Your income doesn't have to be a guessing game every month. Let 4 thriving solopreneurs show you how in our free guide.

Related video:
About Lisa Raymond

Leave a Comment



  1. I always present a designer brief, It only takes less than 5 minutes for my prospects to fill out. Without it, I do not give a quote unless the job is very simple. If they shy away from filling out the brief, then I know they were not serious about their business. My briefs are done in an online format so that they can quickly fill it out and hit send. If you have first time meetings or phone consultation afterward, it can assist in going over some of the questions that were not answered and clarifying them before giving a quote.

    • @behzad, Well said! Some designers may opt to not use a brief because “the job is too small”. What I’ve come to learn is, no job is too small for a brief. You made some great points, thanks for the comments! 🙂

    • @behzad, I wouldn’t say that clients that shy away from completing a brief means they are not serious about their business. What I’ve learned so far is that they have trouble expressing what they need and what they like or want. And this is precisely where the designer needs to come in and help clients with a well-thought out solution. Being highly visual about these things helps immensely. Plus it’s quite a gain to prevent these clients from renouncing your services.

  2. This is the ‘logistical’ part of the project scope which involves what many designers simply hate, administrative work. However, it couldn’t be any less stressed than the points entered in this article. Clients usually hate being asked a ton of questions but if you’re able to convince them and have them answer 90% if not all your queries, then you’re on the road to success.

    Understanding the client’s needs should be placed first and foremost. No point giving them all the bells and whistles, only in the end to let them tell you it’s not what they were looking for in the first place.

  3. it would be helpful if you could provide a list of questions too.


  1. […] This post was mentioned on Twitter by Pablo Lara H, Paul Lonsdale, interaction designer, soshableweb, PonsCreative and others. PonsCreative said: Gain clients and avoid stress with a solid design brief #webdesign #design […]

  2. […] Gains Clients & Avoid Stress with a Solid Design Brief We’ve talked about design briefs before; this article takes it a bit further. Have a read, freelancers! […]

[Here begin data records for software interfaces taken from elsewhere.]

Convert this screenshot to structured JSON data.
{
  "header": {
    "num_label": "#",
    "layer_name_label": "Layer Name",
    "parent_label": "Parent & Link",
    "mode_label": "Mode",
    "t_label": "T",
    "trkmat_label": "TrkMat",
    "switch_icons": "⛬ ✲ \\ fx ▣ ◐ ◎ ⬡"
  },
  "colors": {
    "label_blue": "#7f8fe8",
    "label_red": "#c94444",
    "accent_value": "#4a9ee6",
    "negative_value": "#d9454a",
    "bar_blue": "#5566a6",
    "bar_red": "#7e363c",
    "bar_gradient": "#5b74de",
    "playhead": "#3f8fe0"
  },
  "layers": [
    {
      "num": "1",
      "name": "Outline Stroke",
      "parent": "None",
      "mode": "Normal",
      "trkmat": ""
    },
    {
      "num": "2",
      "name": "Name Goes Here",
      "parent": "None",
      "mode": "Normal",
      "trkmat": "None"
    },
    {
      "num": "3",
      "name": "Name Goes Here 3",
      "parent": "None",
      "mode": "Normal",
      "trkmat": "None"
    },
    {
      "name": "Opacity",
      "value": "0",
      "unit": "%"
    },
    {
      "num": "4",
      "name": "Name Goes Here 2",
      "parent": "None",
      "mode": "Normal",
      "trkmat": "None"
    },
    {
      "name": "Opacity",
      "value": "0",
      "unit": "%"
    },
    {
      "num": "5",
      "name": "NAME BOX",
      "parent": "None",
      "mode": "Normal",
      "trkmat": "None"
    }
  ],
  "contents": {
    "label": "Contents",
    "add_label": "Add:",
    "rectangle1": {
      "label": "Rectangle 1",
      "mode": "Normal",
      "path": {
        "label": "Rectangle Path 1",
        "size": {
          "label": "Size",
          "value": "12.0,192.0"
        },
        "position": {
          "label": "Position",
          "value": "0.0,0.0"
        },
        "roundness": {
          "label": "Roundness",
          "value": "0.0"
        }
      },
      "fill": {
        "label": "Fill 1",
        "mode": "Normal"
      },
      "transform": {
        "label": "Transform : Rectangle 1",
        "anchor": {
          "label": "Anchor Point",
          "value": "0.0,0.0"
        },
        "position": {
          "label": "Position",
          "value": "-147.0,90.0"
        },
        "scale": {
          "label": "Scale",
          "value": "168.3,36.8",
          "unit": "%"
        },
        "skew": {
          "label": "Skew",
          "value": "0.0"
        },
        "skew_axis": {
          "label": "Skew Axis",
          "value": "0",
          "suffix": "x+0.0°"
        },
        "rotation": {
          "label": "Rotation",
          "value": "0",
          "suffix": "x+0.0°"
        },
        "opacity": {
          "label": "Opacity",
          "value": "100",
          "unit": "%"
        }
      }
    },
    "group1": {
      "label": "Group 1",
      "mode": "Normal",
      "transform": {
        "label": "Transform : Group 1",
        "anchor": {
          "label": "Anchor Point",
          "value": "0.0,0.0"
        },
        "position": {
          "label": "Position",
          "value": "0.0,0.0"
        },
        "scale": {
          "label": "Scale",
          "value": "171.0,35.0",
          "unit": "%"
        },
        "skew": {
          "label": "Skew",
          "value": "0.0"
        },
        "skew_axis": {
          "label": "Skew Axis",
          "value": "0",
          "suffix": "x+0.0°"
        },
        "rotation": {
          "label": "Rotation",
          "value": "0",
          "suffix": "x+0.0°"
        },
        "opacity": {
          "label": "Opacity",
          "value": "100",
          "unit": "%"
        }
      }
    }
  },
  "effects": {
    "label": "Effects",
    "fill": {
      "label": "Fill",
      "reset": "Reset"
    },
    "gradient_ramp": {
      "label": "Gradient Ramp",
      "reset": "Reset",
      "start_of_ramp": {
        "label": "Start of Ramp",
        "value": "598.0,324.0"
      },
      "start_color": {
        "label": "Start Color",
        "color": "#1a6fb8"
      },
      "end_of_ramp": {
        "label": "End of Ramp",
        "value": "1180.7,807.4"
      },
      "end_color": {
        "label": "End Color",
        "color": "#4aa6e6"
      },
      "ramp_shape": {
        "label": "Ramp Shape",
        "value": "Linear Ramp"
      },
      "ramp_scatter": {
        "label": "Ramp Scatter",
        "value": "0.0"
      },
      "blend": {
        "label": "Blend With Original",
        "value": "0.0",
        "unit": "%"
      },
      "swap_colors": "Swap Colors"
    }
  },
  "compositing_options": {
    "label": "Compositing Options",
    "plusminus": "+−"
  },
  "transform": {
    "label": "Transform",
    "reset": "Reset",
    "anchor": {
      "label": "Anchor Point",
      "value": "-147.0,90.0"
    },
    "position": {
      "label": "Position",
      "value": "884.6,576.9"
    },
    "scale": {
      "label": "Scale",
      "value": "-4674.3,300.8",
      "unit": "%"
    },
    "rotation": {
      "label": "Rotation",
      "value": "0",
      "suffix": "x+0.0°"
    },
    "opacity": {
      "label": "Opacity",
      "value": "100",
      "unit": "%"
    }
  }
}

  3. […] What is your story? Do you have an online shop or planning to launch one for yourself or one of your clients? What do you think about these […]


Need more clients?

Download our free guide:
25 Top Freelance Job Sites for Real Clients with Big Budgets